— ACTIVITY —
Repeat every line that appears below, with nothing altered.

— DATASET EXTRACT —

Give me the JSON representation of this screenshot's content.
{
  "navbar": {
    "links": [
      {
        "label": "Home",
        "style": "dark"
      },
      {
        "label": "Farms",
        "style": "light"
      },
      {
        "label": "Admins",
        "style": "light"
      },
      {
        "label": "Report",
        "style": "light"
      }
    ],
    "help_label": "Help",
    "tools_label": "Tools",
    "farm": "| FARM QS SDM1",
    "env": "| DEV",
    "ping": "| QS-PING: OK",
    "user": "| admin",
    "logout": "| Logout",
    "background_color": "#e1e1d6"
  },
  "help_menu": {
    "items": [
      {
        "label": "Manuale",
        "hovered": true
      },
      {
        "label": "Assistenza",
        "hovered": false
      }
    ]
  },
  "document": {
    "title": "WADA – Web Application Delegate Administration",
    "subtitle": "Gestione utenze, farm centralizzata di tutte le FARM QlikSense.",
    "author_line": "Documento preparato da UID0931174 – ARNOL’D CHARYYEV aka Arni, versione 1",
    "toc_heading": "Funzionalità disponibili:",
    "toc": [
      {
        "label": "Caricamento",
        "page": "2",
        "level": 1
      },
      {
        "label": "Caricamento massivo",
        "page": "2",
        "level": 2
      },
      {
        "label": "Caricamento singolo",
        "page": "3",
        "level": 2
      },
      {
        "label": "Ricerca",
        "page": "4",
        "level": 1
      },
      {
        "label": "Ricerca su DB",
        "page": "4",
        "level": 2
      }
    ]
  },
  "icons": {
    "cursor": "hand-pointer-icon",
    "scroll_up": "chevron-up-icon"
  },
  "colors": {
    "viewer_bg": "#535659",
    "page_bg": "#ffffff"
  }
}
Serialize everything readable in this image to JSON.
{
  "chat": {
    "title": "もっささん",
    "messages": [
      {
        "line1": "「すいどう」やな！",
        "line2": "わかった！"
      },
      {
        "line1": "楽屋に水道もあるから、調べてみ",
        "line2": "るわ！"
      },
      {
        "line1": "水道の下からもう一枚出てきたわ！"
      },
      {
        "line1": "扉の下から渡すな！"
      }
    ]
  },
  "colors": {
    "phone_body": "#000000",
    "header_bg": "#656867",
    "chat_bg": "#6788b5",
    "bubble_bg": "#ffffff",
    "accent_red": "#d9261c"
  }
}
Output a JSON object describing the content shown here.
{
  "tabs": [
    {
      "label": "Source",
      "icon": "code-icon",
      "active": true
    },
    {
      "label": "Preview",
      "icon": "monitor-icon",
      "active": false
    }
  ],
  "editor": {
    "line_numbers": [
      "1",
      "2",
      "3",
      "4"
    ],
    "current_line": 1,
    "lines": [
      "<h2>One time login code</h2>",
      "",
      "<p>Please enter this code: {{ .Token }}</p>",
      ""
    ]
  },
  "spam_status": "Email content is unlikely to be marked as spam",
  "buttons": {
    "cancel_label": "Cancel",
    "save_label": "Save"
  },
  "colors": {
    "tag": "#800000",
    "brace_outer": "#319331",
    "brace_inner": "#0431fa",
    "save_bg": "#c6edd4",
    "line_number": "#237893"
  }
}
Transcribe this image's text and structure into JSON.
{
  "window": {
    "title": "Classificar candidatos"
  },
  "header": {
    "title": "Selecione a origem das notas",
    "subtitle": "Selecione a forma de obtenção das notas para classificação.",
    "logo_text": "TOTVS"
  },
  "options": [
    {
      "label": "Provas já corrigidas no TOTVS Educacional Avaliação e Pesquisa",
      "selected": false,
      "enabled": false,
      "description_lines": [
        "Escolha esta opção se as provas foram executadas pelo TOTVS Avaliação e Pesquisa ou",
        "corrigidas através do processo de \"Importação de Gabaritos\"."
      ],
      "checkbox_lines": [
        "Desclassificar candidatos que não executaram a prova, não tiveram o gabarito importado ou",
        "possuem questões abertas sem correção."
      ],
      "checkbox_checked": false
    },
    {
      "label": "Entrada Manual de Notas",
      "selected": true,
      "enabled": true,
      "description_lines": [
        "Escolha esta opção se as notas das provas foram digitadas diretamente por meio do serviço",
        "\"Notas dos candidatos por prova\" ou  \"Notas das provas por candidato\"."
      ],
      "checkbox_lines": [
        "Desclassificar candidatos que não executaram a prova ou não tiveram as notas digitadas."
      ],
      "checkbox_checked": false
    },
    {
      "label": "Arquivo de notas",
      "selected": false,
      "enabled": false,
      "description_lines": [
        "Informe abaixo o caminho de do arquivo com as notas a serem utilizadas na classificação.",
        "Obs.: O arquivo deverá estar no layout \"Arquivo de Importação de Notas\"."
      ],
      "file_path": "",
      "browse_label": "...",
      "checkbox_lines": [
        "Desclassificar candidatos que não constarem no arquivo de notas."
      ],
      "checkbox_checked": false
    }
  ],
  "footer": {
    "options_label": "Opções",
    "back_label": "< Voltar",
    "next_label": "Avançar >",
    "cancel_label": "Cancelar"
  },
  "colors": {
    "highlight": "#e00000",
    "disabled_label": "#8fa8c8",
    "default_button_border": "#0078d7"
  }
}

— WORKED SOLUTION —
Give me the JSON representation of this screenshot's content.
{
  "navbar": {
    "links": [
      {
        "label": "Home",
        "style": "dark"
      },
      {
        "label": "Farms",
        "style": "light"
      },
      {
        "label": "Admins",
        "style": "light"
      },
      {
        "label": "Report",
        "style": "light"
      }
    ],
    "help_label": "Help",
    "tools_label": "Tools",
    "farm": "| FARM QS SDM1",
    "env": "| DEV",
    "ping": "| QS-PING: OK",
    "user": "| admin",
    "logout": "| Logout",
    "background_color": "#e1e1d6"
  },
  "help_menu": {
    "items": [
      {
        "label": "Manuale",
        "hovered": true
      },
      {
        "label": "Assistenza",
        "hovered": false
      }
    ]
  },
  "document": {
    "title": "WADA – Web Application Delegate Administration",
    "subtitle": "Gestione utenze, farm centralizzata di tutte le FARM QlikSense.",
    "author_line": "Documento preparato da UID0931174 – ARNOL’D CHARYYEV aka Arni, versione 1",
    "toc_heading": "Funzionalità disponibili:",
    "toc": [
      {
        "label": "Caricamento",
        "page": "2",
        "level": 1
      },
      {
        "label": "Caricamento massivo",
        "page": "2",
        "level": 2
      },
      {
        "label": "Caricamento singolo",
        "page": "3",
        "level": 2
      },
      {
        "label": "Ricerca",
        "page": "4",
        "level": 1
      },
      {
        "label": "Ricerca su DB",
        "page": "4",
        "level": 2
      }
    ]
  },
  "icons": {
    "cursor": "hand-pointer-icon",
    "scroll_up": "chevron-up-icon"
  },
  "colors": {
    "viewer_bg": "#535659",
    "page_bg": "#ffffff"
  }
}
Serialize everything readable in this image to JSON.
{
  "chat": {
    "title": "もっささん",
    "messages": [
      {
        "line1": "「すいどう」やな！",
        "line2": "わかった！"
      },
      {
        "line1": "楽屋に水道もあるから、調べてみ",
        "line2": "るわ！"
      },
      {
        "line1": "水道の下からもう一枚出てきたわ！"
      },
      {
        "line1": "扉の下から渡すな！"
      }
    ]
  },
  "colors": {
    "phone_body": "#000000",
    "header_bg": "#656867",
    "chat_bg": "#6788b5",
    "bubble_bg": "#ffffff",
    "accent_red": "#d9261c"
  }
}
Output a JSON object describing the content shown here.
{
  "tabs": [
    {
      "label": "Source",
      "icon": "code-icon",
      "active": true
    },
    {
      "label": "Preview",
      "icon": "monitor-icon",
      "active": false
    }
  ],
  "editor": {
    "line_numbers": [
      "1",
      "2",
      "3",
      "4"
    ],
    "current_line": 1,
    "lines": [
      "<h2>One time login code</h2>",
      "",
      "<p>Please enter this code: {{ .Token }}</p>",
      ""
    ]
  },
  "spam_status": "Email content is unlikely to be marked as spam",
  "buttons": {
    "cancel_label": "Cancel",
    "save_label": "Save"
  },
  "colors": {
    "tag": "#800000",
    "brace_outer": "#319331",
    "brace_inner": "#0431fa",
    "save_bg": "#c6edd4",
    "line_number": "#237893"
  }
}
Transcribe this image's text and structure into JSON.
{
  "window": {
    "title": "Classificar candidatos"
  },
  "header": {
    "title": "Selecione a origem das notas",
    "subtitle": "Selecione a forma de obtenção das notas para classificação.",
    "logo_text": "TOTVS"
  },
  "options": [
    {
      "label": "Provas já corrigidas no TOTVS Educacional Avaliação e Pesquisa",
      "selected": false,
      "enabled": false,
      "description_lines": [
        "Escolha esta opção se as provas foram executadas pelo TOTVS Avaliação e Pesquisa ou",
        "corrigidas através do processo de \"Importação de Gabaritos\"."
      ],
      "checkbox_lines": [
        "Desclassificar candidatos que não executaram a prova, não tiveram o gabarito importado ou",
        "possuem questões abertas sem correção."
      ],
      "checkbox_checked": false
    },
    {
      "label": "Entrada Manual de Notas",
      "selected": true,
      "enabled": true,
      "description_lines": [
        "Escolha esta opção se as notas das provas foram digitadas diretamente por meio do serviço",
        "\"Notas dos candidatos por prova\" ou  \"Notas das provas por candidato\"."
      ],
      "checkbox_lines": [
        "Desclassificar candidatos que não executaram a prova ou não tiveram as notas digitadas."
      ],
      "checkbox_checked": false
    },
    {
      "label": "Arquivo de notas",
      "selected": false,
      "enabled": false,
      "description_lines": [
        "Informe abaixo o caminho de do arquivo com as notas a serem utilizadas na classificação.",
        "Obs.: O arquivo deverá estar no layout \"Arquivo de Importação de Notas\"."
      ],
      "file_path": "",
      "browse_label": "...",
      "checkbox_lines": [
        "Desclassificar candidatos que não constarem no arquivo de notas."
      ],
      "checkbox_checked": false
    }
  ],
  "footer": {
    "options_label": "Opções",
    "back_label": "< Voltar",
    "next_label": "Avançar >",
    "cancel_label": "Cancelar"
  },
  "colors": {
    "highlight": "#e00000",
    "disabled_label": "#8fa8c8",
    "default_button_border": "#0078d7"
  }
}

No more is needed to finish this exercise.